Kachō-e: Impressions of Natural History in Japanese Prints
John and Peggy Maximus Gallery
Kachō-e features Japanese illustrated books by artists like Hokusai (who created the iconic Thirty-six Views of Mount Fuji and The Great Wave off Kanagawa), a carefully arranged selection of chrysanthemum prints, and a whole menagerie of spirited animals that seem prepared to leap, swim, fly, and slither off the page.

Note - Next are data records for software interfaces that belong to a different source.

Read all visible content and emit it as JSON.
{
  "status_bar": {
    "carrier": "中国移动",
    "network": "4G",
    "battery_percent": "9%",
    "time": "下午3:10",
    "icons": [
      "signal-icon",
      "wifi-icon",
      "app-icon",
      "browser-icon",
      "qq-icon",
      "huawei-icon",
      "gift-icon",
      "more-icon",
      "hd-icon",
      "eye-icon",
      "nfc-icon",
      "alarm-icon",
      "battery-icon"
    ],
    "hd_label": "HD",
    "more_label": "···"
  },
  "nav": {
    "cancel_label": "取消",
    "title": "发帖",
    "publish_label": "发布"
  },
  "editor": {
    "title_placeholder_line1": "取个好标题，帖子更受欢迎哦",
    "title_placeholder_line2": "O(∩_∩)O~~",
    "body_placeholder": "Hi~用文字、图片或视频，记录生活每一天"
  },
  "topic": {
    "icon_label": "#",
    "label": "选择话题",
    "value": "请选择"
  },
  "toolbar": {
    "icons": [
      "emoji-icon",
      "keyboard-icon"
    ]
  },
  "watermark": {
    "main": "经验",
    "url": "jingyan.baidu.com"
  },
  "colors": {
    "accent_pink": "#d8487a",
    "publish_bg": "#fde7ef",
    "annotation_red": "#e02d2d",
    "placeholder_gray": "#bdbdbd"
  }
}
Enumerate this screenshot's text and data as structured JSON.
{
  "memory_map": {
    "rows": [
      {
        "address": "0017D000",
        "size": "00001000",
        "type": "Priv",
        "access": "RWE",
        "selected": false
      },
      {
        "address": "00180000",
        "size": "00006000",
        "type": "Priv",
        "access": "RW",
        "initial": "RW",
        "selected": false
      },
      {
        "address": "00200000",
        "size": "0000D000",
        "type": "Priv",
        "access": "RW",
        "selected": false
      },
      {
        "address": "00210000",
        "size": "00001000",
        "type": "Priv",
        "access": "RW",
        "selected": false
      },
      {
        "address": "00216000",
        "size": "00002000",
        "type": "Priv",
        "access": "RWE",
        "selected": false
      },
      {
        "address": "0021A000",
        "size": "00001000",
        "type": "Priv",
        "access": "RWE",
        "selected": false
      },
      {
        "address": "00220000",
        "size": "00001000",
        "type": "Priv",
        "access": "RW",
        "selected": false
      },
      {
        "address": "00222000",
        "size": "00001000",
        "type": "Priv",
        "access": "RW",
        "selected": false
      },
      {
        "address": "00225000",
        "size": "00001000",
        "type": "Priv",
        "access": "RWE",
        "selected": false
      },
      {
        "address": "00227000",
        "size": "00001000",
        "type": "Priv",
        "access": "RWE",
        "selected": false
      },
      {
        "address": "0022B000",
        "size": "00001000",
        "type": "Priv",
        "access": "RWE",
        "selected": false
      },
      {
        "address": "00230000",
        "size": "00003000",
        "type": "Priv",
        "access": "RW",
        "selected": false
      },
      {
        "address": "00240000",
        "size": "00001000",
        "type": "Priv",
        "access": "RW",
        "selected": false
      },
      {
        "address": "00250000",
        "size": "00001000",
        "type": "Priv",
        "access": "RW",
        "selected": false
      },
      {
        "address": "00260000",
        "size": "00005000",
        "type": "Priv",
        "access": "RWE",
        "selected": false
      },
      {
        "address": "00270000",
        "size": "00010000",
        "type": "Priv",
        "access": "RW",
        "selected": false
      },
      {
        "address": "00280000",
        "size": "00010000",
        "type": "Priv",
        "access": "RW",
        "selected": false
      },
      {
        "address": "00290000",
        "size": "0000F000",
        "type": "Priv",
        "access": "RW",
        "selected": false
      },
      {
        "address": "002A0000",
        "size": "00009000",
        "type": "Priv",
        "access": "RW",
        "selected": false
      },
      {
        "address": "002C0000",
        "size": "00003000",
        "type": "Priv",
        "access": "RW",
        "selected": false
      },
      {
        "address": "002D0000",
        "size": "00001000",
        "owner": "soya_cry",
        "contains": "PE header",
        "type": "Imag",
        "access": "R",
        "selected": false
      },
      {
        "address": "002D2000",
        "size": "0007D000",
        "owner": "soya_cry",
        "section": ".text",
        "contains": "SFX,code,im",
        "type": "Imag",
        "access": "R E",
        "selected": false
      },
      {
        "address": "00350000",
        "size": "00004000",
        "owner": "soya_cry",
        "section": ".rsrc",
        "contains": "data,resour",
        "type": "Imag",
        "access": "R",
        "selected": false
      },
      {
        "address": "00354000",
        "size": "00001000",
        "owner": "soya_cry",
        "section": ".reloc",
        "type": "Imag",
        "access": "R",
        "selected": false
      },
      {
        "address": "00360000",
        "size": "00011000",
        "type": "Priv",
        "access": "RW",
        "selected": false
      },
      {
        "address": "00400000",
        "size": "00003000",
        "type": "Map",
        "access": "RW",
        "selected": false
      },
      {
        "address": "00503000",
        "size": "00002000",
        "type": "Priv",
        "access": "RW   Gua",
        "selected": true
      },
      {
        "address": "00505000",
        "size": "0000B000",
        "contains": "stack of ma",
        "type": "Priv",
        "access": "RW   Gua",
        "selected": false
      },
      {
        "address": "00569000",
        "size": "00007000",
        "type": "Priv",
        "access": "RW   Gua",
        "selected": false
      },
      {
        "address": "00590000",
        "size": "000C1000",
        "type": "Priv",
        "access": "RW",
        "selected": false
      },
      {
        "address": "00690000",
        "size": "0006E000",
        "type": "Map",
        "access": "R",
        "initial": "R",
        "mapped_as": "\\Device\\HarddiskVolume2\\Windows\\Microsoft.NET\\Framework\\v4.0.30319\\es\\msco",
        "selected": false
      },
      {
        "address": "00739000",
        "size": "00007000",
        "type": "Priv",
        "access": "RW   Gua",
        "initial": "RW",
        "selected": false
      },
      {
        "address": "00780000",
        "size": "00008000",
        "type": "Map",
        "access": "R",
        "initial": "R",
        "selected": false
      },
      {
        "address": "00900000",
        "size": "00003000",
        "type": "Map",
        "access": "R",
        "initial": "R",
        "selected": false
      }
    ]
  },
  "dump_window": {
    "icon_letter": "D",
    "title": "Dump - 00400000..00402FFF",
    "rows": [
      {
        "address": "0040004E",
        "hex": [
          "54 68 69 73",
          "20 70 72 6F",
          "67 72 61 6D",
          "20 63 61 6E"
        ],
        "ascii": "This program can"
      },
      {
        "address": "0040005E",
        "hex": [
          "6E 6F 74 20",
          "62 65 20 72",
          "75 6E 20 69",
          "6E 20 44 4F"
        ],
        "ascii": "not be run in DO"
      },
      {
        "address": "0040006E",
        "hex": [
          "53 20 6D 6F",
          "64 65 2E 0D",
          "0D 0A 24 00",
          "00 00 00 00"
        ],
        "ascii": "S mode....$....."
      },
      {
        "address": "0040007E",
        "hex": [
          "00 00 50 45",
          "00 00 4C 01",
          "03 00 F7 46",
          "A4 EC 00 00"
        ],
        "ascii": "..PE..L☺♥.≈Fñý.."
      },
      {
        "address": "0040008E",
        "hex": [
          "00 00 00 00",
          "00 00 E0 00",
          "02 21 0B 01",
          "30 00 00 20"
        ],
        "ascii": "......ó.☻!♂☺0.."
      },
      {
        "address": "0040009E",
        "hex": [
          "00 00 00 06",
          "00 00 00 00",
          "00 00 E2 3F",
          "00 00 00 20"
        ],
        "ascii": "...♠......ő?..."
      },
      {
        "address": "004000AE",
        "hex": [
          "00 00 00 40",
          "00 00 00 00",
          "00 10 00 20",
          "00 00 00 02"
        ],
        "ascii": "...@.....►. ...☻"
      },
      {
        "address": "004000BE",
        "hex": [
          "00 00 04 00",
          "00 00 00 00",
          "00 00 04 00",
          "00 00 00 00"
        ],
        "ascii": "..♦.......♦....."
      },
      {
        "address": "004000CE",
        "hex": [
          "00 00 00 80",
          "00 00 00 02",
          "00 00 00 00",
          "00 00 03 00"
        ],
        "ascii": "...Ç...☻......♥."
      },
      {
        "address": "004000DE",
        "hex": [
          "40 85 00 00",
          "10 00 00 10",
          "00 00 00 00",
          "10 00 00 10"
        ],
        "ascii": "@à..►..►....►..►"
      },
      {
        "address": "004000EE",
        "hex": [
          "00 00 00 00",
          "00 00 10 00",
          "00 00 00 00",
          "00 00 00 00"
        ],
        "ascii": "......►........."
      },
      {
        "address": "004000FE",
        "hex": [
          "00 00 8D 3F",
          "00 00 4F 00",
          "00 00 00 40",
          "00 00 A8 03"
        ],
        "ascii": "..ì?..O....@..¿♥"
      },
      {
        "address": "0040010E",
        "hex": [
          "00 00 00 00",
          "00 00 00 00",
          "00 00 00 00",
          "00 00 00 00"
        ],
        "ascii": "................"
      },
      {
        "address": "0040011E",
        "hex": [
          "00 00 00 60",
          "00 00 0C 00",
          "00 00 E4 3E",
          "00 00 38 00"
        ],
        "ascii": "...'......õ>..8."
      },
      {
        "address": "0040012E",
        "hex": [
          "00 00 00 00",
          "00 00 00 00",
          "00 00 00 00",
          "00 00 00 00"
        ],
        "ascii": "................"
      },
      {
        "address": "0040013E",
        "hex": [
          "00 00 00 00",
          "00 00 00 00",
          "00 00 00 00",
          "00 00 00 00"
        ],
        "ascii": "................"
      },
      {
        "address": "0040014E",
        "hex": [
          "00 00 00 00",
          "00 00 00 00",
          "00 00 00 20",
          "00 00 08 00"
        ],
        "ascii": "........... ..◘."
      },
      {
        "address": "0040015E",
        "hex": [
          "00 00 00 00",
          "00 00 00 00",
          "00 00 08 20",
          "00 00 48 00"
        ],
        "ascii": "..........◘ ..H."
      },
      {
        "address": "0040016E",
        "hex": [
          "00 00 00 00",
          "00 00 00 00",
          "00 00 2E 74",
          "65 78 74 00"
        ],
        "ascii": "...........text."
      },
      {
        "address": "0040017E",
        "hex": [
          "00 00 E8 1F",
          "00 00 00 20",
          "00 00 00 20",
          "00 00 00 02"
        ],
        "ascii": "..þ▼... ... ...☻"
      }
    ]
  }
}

These remarkable prints belong to kachō-e, a subset of the genre of ukiyo-e prints (usually depicting landscapes, portraits, and scenes of daily life). Kachō-e concentrates on studies of birds and flowers, as well as other scenes from nature. While the Western approach to natural history was based on description and classification, the Japanese view was concerned with how all things fit together, and related to experience, perception, and aesthetics. Masters of kachō-e were guided by both expression and emotion. They succeeded in capturing the experience of being overwhelmed by the saturated color of a blossom or charmed by the clever personality of a bird in the wild.
As a complement to the exhibit of antique prints, a special display in the Maximus foyer showcases work by Bill Logan, whose exuberant ink paintings (which he describes as mark-making) of owls, cats, and blooms look as if they might have tumbled onto his paper in the manner of early Japanese brushwork.
Exhibit included with Museum admission.